◆ **Problem details**
Write out the entries below exactly as they stand. Skip every image.

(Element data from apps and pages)
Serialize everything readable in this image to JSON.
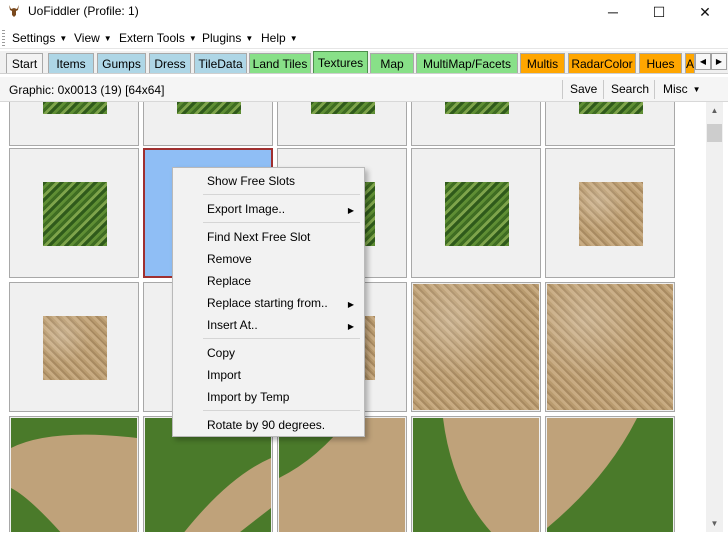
{
  "window": {
    "title": "UoFiddler (Profile: 1)",
    "controls": {
      "minimize": "─",
      "maximize": "☐",
      "close": "✕"
    }
  },
  "menubar": {
    "items": [
      "Settings",
      "View",
      "Extern Tools",
      "Plugins",
      "Help"
    ],
    "caret": "▼"
  },
  "tabs": [
    {
      "label": "Start",
      "color": "#f3f3f3"
    },
    {
      "label": "Items",
      "color": "#aed6e6"
    },
    {
      "label": "Gumps",
      "color": "#aed6e6"
    },
    {
      "label": "Dress",
      "color": "#aed6e6"
    },
    {
      "label": "TileData",
      "color": "#aed6e6"
    },
    {
      "label": "Land Tiles",
      "color": "#88e088"
    },
    {
      "label": "Textures",
      "color": "#88e088",
      "selected": true
    },
    {
      "label": "Map",
      "color": "#88e088"
    },
    {
      "label": "MultiMap/Facets",
      "color": "#88e088"
    },
    {
      "label": "Multis",
      "color": "#ffa600"
    },
    {
      "label": "RadarColor",
      "color": "#ffa600"
    },
    {
      "label": "Hues",
      "color": "#ffa600"
    },
    {
      "label": "A",
      "color": "#ffa600"
    }
  ],
  "tab_scroll": {
    "left": "◀",
    "right": "▶"
  },
  "toolbar": {
    "graphic_info": "Graphic: 0x0013 (19) [64x64]",
    "save": "Save",
    "search": "Search",
    "misc": "Misc",
    "caret": "▼"
  },
  "context_menu": {
    "items": [
      {
        "label": "Show Free Slots"
      },
      {
        "label": "Export Image..",
        "submenu": true
      },
      {
        "label": "Find Next Free Slot"
      },
      {
        "label": "Remove"
      },
      {
        "label": "Replace"
      },
      {
        "label": "Replace starting from..",
        "submenu": true
      },
      {
        "label": "Insert At..",
        "submenu": true
      },
      {
        "label": "Copy"
      },
      {
        "label": "Import"
      },
      {
        "label": "Import by Temp"
      },
      {
        "label": "Rotate by 90 degrees."
      }
    ],
    "submenu_arrow": "▶"
  },
  "scrollbar": {
    "up": "▲",
    "down": "▼"
  },
  "icons": {
    "app": "deer-head-icon",
    "tab_scroll_left": "triangle-left-icon",
    "tab_scroll_right": "triangle-right-icon"
  }
}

◆ **Task output**
Serialize everything readable in this image to JSON.
{
  "window": {
    "title": "UoFiddler (Profile: 1)",
    "controls": {
      "minimize": "─",
      "maximize": "☐",
      "close": "✕"
    }
  },
  "menubar": {
    "items": [
      "Settings",
      "View",
      "Extern Tools",
      "Plugins",
      "Help"
    ],
    "caret": "▼"
  },
  "tabs": [
    {
      "label": "Start",
      "color": "#f3f3f3"
    },
    {
      "label": "Items",
      "color": "#aed6e6"
    },
    {
      "label": "Gumps",
      "color": "#aed6e6"
    },
    {
      "label": "Dress",
      "color": "#aed6e6"
    },
    {
      "label": "TileData",
      "color": "#aed6e6"
    },
    {
      "label": "Land Tiles",
      "color": "#88e088"
    },
    {
      "label": "Textures",
      "color": "#88e088",
      "selected": true
    },
    {
      "label": "Map",
      "color": "#88e088"
    },
    {
      "label": "MultiMap/Facets",
      "color": "#88e088"
    },
    {
      "label": "Multis",
      "color": "#ffa600"
    },
    {
      "label": "RadarColor",
      "color": "#ffa600"
    },
    {
      "label": "Hues",
      "color": "#ffa600"
    },
    {
      "label": "A",
      "color": "#ffa600"
    }
  ],
  "tab_scroll": {
    "left": "◀",
    "right": "▶"
  },
  "toolbar": {
    "graphic_info": "Graphic: 0x0013 (19) [64x64]",
    "save": "Save",
    "search": "Search",
    "misc": "Misc",
    "caret": "▼"
  },
  "context_menu": {
    "items": [
      {
        "label": "Show Free Slots"
      },
      {
        "label": "Export Image..",
        "submenu": true
      },
      {
        "label": "Find Next Free Slot"
      },
      {
        "label": "Remove"
      },
      {
        "label": "Replace"
      },
      {
        "label": "Replace starting from..",
        "submenu": true
      },
      {
        "label": "Insert At..",
        "submenu": true
      },
      {
        "label": "Copy"
      },
      {
        "label": "Import"
      },
      {
        "label": "Import by Temp"
      },
      {
        "label": "Rotate by 90 degrees."
      }
    ],
    "submenu_arrow": "▶"
  },
  "scrollbar": {
    "up": "▲",
    "down": "▼"
  },
  "icons": {
    "app": "deer-head-icon",
    "tab_scroll_left": "triangle-left-icon",
    "tab_scroll_right": "triangle-right-icon"
  }
}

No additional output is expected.